====== Source data ======
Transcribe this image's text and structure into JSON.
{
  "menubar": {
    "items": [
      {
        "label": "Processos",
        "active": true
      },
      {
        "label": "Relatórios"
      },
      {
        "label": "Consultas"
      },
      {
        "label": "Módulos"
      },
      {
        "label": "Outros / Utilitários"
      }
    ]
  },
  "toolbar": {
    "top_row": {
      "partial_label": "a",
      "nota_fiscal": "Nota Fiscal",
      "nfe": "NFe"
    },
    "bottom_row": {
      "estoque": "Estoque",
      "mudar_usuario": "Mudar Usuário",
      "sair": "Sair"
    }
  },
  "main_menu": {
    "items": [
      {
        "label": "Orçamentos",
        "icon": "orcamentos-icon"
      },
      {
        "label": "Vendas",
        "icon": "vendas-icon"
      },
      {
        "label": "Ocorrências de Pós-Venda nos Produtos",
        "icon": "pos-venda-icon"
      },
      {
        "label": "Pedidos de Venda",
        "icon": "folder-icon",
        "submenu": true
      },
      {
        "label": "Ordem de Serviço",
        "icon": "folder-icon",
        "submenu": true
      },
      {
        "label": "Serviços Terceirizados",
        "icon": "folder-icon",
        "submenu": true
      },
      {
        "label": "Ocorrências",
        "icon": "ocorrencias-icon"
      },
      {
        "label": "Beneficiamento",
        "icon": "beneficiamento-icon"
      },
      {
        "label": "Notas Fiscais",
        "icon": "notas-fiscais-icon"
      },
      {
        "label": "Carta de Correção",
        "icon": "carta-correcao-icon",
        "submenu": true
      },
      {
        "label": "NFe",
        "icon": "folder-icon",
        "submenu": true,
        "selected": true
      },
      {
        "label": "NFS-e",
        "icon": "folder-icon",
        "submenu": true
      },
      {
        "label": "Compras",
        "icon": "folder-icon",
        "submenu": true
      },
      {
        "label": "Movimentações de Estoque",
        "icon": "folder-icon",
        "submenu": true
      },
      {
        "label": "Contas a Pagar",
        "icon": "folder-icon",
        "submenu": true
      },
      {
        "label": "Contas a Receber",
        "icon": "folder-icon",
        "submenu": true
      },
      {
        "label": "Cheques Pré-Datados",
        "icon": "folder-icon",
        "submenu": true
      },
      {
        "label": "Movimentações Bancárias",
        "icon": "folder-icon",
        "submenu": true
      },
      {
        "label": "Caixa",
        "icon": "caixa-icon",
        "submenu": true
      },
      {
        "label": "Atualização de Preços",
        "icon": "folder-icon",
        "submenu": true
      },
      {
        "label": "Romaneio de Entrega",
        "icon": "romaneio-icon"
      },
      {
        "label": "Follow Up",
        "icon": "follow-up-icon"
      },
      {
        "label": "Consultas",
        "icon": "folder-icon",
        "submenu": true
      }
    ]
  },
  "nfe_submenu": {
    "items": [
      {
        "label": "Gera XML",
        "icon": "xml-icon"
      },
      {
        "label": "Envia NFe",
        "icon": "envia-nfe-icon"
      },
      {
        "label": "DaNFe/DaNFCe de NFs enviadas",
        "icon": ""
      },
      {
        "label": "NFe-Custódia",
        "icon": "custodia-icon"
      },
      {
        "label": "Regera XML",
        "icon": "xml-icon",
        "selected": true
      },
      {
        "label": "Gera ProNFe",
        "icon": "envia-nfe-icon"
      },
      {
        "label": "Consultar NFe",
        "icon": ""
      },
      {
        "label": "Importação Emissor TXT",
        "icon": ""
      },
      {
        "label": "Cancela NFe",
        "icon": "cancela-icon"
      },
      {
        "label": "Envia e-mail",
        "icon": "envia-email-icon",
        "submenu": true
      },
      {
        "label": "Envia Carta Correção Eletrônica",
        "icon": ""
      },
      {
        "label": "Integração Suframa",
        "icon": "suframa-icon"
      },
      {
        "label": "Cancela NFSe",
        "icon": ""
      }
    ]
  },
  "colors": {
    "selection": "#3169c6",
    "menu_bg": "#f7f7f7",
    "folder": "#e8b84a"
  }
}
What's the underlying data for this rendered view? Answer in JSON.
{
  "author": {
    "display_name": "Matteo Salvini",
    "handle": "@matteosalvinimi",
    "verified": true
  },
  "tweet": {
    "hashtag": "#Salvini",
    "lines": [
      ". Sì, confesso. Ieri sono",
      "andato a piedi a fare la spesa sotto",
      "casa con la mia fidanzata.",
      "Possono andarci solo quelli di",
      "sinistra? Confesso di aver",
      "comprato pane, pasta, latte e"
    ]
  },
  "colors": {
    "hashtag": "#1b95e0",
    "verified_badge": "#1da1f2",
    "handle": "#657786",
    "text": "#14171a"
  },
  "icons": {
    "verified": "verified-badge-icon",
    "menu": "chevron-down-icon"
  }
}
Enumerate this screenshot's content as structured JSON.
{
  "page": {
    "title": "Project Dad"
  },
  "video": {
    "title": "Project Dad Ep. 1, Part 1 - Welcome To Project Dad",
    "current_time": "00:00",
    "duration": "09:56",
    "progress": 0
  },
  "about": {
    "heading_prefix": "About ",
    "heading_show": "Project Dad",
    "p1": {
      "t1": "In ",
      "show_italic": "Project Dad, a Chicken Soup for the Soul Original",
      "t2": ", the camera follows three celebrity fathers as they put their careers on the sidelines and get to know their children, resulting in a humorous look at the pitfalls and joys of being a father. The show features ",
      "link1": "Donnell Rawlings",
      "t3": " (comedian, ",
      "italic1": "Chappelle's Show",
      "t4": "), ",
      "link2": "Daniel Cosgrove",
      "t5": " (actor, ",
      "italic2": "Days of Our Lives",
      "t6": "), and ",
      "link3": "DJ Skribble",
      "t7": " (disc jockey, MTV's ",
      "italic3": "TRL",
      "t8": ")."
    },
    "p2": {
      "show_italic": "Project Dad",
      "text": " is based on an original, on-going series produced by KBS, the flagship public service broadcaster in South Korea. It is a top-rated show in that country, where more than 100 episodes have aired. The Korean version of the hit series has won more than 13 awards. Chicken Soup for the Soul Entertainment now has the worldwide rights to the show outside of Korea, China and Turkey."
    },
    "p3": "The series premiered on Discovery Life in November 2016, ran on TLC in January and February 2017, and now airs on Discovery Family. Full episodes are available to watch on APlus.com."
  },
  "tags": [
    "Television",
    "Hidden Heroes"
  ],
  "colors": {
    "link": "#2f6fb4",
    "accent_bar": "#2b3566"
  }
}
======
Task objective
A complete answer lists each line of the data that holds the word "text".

Response to this exercise
Transcribe this image's text and structure into JSON.
    "text": "#14171a"
      "text": " is based on an original, on-going series produced by KBS, the flagship public service broadcaster in South Korea. It is a top-rated show in that country, where more than 100 episodes have aired. The Korean version of the hit series has won more than 13 awards. Chicken Soup for the Soul Entertainment now has the worldwide rights to the show outside of Korea, China and Turkey."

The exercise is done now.